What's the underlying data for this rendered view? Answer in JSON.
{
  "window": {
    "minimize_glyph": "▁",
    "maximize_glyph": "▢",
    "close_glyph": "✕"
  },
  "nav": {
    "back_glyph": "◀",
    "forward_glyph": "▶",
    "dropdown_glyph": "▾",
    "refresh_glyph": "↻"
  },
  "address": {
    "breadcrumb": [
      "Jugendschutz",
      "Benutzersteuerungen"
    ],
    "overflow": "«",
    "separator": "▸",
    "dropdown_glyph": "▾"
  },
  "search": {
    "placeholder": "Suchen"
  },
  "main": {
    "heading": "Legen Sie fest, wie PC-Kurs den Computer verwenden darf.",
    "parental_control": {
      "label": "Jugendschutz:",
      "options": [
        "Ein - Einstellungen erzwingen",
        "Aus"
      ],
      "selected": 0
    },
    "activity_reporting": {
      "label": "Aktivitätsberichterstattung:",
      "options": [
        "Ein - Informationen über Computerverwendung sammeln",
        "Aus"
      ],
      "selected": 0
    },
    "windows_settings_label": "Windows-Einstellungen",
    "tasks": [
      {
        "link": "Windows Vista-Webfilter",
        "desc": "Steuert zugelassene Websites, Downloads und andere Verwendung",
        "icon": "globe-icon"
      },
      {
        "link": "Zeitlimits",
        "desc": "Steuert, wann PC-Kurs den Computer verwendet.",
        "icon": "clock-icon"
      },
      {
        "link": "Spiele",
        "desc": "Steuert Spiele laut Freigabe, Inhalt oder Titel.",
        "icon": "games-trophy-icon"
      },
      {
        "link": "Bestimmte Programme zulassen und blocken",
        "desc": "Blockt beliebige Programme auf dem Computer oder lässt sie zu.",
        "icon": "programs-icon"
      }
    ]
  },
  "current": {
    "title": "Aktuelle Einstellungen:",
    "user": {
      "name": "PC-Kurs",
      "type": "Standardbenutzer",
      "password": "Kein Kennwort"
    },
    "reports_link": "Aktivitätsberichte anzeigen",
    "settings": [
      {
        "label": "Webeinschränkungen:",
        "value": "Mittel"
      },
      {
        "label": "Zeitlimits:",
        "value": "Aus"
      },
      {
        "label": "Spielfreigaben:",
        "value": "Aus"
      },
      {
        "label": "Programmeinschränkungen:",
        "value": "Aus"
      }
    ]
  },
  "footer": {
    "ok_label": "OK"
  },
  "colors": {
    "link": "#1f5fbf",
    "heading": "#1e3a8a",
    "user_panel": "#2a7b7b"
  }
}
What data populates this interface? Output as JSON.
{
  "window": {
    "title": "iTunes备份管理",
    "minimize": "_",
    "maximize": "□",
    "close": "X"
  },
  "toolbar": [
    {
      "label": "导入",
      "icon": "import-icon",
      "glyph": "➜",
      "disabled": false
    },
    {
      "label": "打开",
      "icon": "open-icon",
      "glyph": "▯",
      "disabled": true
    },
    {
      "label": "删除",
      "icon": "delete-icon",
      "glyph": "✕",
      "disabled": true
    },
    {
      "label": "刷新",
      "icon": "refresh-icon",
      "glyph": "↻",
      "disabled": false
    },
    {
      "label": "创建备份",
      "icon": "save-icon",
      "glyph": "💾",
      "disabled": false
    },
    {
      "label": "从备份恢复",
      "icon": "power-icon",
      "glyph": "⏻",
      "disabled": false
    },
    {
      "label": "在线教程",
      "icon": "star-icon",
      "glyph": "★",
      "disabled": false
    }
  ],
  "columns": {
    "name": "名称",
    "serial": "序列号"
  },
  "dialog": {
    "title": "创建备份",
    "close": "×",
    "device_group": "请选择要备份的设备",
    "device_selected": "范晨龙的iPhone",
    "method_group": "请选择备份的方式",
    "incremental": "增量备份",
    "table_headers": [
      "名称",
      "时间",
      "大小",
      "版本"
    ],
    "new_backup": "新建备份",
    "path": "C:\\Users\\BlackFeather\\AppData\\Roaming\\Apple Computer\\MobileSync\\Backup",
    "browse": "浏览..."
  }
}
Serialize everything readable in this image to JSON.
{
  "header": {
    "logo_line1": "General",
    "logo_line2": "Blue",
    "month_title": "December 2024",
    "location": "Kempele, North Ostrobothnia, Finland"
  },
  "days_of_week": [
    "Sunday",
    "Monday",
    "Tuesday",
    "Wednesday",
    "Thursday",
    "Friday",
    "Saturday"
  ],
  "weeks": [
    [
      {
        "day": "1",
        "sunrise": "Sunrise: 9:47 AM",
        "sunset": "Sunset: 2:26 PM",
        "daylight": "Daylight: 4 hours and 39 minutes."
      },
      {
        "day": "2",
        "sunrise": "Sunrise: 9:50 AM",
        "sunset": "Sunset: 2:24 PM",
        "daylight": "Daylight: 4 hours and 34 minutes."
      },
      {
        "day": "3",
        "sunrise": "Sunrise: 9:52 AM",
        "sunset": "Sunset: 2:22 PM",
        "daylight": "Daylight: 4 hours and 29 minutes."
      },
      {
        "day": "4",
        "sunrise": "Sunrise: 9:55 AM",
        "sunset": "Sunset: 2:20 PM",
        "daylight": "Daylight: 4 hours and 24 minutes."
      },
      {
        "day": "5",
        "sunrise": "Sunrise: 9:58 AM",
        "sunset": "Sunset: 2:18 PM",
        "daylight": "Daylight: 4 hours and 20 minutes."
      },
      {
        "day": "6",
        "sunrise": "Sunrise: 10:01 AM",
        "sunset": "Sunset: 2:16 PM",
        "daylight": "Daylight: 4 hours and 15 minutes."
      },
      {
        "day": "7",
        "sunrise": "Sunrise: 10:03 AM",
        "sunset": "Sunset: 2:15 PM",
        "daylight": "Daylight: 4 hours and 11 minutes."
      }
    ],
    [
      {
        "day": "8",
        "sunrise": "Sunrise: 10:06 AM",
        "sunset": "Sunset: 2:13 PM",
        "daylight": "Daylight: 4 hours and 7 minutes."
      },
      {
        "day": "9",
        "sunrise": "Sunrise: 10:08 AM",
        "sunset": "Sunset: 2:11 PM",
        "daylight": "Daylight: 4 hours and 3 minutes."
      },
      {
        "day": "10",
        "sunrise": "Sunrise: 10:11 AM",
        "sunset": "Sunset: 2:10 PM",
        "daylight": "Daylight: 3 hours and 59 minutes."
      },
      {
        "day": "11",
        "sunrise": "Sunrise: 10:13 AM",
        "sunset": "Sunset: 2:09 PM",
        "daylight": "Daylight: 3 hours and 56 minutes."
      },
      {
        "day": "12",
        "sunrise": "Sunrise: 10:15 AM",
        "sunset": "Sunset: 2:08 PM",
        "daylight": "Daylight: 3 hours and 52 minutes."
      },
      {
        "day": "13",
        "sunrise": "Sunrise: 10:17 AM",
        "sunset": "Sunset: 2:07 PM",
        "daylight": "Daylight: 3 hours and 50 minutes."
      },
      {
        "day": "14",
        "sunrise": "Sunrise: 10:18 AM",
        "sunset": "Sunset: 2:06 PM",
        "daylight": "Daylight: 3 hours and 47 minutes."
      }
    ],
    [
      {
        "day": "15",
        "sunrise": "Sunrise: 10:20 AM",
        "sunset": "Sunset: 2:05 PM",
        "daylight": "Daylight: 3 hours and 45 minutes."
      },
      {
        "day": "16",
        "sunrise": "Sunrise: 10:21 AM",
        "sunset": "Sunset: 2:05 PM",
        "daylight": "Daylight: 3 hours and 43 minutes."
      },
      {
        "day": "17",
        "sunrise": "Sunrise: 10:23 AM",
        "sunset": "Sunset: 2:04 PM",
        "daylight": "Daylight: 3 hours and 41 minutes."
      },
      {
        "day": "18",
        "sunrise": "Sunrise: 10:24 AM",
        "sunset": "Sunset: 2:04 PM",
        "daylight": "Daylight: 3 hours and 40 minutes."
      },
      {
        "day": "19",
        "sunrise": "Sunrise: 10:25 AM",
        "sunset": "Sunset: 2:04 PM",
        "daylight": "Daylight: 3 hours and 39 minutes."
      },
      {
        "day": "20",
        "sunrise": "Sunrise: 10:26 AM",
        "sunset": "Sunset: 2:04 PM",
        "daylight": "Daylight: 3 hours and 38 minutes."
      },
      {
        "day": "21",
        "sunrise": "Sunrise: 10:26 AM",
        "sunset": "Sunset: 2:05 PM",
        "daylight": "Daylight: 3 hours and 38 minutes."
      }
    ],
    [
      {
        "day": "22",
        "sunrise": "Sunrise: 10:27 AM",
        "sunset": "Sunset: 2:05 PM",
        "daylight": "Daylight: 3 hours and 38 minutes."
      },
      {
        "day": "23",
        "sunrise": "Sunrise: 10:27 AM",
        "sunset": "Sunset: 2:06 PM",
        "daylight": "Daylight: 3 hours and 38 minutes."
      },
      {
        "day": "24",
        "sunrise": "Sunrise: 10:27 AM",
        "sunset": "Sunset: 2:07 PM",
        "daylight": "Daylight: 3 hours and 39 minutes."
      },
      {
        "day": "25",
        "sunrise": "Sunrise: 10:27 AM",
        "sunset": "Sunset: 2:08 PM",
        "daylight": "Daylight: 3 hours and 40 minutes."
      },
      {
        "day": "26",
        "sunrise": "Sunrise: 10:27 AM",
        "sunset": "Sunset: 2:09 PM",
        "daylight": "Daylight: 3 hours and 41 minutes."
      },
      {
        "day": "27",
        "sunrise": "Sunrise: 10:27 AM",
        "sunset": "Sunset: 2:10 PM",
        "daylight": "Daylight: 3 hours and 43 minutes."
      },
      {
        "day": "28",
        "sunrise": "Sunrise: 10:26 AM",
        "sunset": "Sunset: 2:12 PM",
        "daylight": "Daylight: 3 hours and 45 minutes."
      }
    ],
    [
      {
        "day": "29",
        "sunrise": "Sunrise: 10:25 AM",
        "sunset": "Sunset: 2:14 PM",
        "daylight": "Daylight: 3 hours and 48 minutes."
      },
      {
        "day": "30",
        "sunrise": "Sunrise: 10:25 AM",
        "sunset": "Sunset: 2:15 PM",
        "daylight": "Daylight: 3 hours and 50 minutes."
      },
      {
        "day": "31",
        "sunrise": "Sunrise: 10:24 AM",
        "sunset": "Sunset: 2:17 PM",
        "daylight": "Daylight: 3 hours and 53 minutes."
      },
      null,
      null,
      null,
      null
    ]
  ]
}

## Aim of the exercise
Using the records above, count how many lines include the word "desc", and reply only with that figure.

## Your solution
4